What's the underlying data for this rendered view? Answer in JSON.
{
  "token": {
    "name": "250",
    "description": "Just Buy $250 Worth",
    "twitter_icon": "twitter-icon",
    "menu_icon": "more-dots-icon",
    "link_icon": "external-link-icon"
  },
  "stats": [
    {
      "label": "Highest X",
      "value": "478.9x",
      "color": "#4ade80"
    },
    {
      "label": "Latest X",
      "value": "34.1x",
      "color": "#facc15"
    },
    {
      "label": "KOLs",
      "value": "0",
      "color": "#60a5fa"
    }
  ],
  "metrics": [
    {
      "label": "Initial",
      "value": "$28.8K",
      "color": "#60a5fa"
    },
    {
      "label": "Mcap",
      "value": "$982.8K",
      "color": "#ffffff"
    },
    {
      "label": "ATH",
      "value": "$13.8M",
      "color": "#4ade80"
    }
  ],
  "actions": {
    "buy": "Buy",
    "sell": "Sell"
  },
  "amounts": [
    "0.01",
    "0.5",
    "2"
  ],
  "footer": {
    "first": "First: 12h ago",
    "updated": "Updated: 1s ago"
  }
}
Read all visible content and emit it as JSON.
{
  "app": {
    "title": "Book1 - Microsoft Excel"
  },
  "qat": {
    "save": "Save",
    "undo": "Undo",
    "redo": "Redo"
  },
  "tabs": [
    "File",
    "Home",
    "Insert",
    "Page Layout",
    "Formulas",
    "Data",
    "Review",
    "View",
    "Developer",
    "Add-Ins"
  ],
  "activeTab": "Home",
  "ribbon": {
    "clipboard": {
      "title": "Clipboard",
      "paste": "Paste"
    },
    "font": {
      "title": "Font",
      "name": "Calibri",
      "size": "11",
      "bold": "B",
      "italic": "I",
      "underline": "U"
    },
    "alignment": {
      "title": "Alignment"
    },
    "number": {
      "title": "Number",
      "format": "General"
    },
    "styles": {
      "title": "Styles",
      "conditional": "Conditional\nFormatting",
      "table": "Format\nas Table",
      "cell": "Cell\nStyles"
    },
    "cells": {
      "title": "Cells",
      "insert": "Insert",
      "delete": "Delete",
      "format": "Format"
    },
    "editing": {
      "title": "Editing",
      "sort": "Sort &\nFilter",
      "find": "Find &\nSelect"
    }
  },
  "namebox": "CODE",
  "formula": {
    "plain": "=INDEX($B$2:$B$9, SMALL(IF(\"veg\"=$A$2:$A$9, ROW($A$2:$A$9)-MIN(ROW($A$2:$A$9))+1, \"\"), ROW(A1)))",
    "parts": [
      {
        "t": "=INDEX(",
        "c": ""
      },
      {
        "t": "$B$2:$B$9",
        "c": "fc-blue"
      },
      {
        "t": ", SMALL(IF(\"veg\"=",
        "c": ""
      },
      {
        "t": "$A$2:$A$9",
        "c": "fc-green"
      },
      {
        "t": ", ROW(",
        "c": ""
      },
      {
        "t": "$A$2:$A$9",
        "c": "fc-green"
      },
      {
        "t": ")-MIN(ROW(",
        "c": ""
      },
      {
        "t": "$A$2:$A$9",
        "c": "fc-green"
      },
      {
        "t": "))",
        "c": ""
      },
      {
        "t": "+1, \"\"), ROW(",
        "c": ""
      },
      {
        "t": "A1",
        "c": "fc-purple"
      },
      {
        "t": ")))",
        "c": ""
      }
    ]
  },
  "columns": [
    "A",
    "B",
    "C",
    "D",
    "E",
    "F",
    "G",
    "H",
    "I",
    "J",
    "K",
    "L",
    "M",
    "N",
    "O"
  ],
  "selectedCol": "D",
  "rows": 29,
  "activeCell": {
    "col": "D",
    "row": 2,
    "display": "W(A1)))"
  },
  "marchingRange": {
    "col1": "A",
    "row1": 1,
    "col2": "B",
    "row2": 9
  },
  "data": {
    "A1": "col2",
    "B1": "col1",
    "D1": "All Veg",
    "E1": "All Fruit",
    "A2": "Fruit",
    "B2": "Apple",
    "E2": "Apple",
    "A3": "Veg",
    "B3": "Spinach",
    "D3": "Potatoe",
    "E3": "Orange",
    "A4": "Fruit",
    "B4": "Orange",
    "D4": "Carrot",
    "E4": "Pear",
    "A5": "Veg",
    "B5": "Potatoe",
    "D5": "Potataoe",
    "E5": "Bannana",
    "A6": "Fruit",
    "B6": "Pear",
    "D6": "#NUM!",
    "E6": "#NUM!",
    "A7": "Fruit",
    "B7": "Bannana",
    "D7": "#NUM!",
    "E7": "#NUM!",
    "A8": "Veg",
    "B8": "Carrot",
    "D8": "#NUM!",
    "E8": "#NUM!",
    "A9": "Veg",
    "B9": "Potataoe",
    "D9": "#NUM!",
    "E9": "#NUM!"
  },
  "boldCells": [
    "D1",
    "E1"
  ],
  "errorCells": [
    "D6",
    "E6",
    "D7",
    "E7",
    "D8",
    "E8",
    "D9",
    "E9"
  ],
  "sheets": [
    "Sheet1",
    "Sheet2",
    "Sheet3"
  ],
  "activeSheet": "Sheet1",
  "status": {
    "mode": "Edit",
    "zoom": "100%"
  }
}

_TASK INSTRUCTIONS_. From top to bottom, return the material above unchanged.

_WRITTEN REPLY_.
What's the underlying data for this rendered view? Answer in JSON.
{
  "token": {
    "name": "250",
    "description": "Just Buy $250 Worth",
    "twitter_icon": "twitter-icon",
    "menu_icon": "more-dots-icon",
    "link_icon": "external-link-icon"
  },
  "stats": [
    {
      "label": "Highest X",
      "value": "478.9x",
      "color": "#4ade80"
    },
    {
      "label": "Latest X",
      "value": "34.1x",
      "color": "#facc15"
    },
    {
      "label": "KOLs",
      "value": "0",
      "color": "#60a5fa"
    }
  ],
  "metrics": [
    {
      "label": "Initial",
      "value": "$28.8K",
      "color": "#60a5fa"
    },
    {
      "label": "Mcap",
      "value": "$982.8K",
      "color": "#ffffff"
    },
    {
      "label": "ATH",
      "value": "$13.8M",
      "color": "#4ade80"
    }
  ],
  "actions": {
    "buy": "Buy",
    "sell": "Sell"
  },
  "amounts": [
    "0.01",
    "0.5",
    "2"
  ],
  "footer": {
    "first": "First: 12h ago",
    "updated": "Updated: 1s ago"
  }
}
Read all visible content and emit it as JSON.
{
  "app": {
    "title": "Book1 - Microsoft Excel"
  },
  "qat": {
    "save": "Save",
    "undo": "Undo",
    "redo": "Redo"
  },
  "tabs": [
    "File",
    "Home",
    "Insert",
    "Page Layout",
    "Formulas",
    "Data",
    "Review",
    "View",
    "Developer",
    "Add-Ins"
  ],
  "activeTab": "Home",
  "ribbon": {
    "clipboard": {
      "title": "Clipboard",
      "paste": "Paste"
    },
    "font": {
      "title": "Font",
      "name": "Calibri",
      "size": "11",
      "bold": "B",
      "italic": "I",
      "underline": "U"
    },
    "alignment": {
      "title": "Alignment"
    },
    "number": {
      "title": "Number",
      "format": "General"
    },
    "styles": {
      "title": "Styles",
      "conditional": "Conditional\nFormatting",
      "table": "Format\nas Table",
      "cell": "Cell\nStyles"
    },
    "cells": {
      "title": "Cells",
      "insert": "Insert",
      "delete": "Delete",
      "format": "Format"
    },
    "editing": {
      "title": "Editing",
      "sort": "Sort &\nFilter",
      "find": "Find &\nSelect"
    }
  },
  "namebox": "CODE",
  "formula": {
    "plain": "=INDEX($B$2:$B$9, SMALL(IF(\"veg\"=$A$2:$A$9, ROW($A$2:$A$9)-MIN(ROW($A$2:$A$9))+1, \"\"), ROW(A1)))",
    "parts": [
      {
        "t": "=INDEX(",
        "c": ""
      },
      {
        "t": "$B$2:$B$9",
        "c": "fc-blue"
      },
      {
        "t": ", SMALL(IF(\"veg\"=",
        "c": ""
      },
      {
        "t": "$A$2:$A$9",
        "c": "fc-green"
      },
      {
        "t": ", ROW(",
        "c": ""
      },
      {
        "t": "$A$2:$A$9",
        "c": "fc-green"
      },
      {
        "t": ")-MIN(ROW(",
        "c": ""
      },
      {
        "t": "$A$2:$A$9",
        "c": "fc-green"
      },
      {
        "t": "))",
        "c": ""
      },
      {
        "t": "+1, \"\"), ROW(",
        "c": ""
      },
      {
        "t": "A1",
        "c": "fc-purple"
      },
      {
        "t": ")))",
        "c": ""
      }
    ]
  },
  "columns": [
    "A",
    "B",
    "C",
    "D",
    "E",
    "F",
    "G",
    "H",
    "I",
    "J",
    "K",
    "L",
    "M",
    "N",
    "O"
  ],
  "selectedCol": "D",
  "rows": 29,
  "activeCell": {
    "col": "D",
    "row": 2,
    "display": "W(A1)))"
  },
  "marchingRange": {
    "col1": "A",
    "row1": 1,
    "col2": "B",
    "row2": 9
  },
  "data": {
    "A1": "col2",
    "B1": "col1",
    "D1": "All Veg",
    "E1": "All Fruit",
    "A2": "Fruit",
    "B2": "Apple",
    "E2": "Apple",
    "A3": "Veg",
    "B3": "Spinach",
    "D3": "Potatoe",
    "E3": "Orange",
    "A4": "Fruit",
    "B4": "Orange",
    "D4": "Carrot",
    "E4": "Pear",
    "A5": "Veg",
    "B5": "Potatoe",
    "D5": "Potataoe",
    "E5": "Bannana",
    "A6": "Fruit",
    "B6": "Pear",
    "D6": "#NUM!",
    "E6": "#NUM!",
    "A7": "Fruit",
    "B7": "Bannana",
    "D7": "#NUM!",
    "E7": "#NUM!",
    "A8": "Veg",
    "B8": "Carrot",
    "D8": "#NUM!",
    "E8": "#NUM!",
    "A9": "Veg",
    "B9": "Potataoe",
    "D9": "#NUM!",
    "E9": "#NUM!"
  },
  "boldCells": [
    "D1",
    "E1"
  ],
  "errorCells": [
    "D6",
    "E6",
    "D7",
    "E7",
    "D8",
    "E8",
    "D9",
    "E9"
  ],
  "sheets": [
    "Sheet1",
    "Sheet2",
    "Sheet3"
  ],
  "activeSheet": "Sheet1",
  "status": {
    "mode": "Edit",
    "zoom": "100%"
  }
}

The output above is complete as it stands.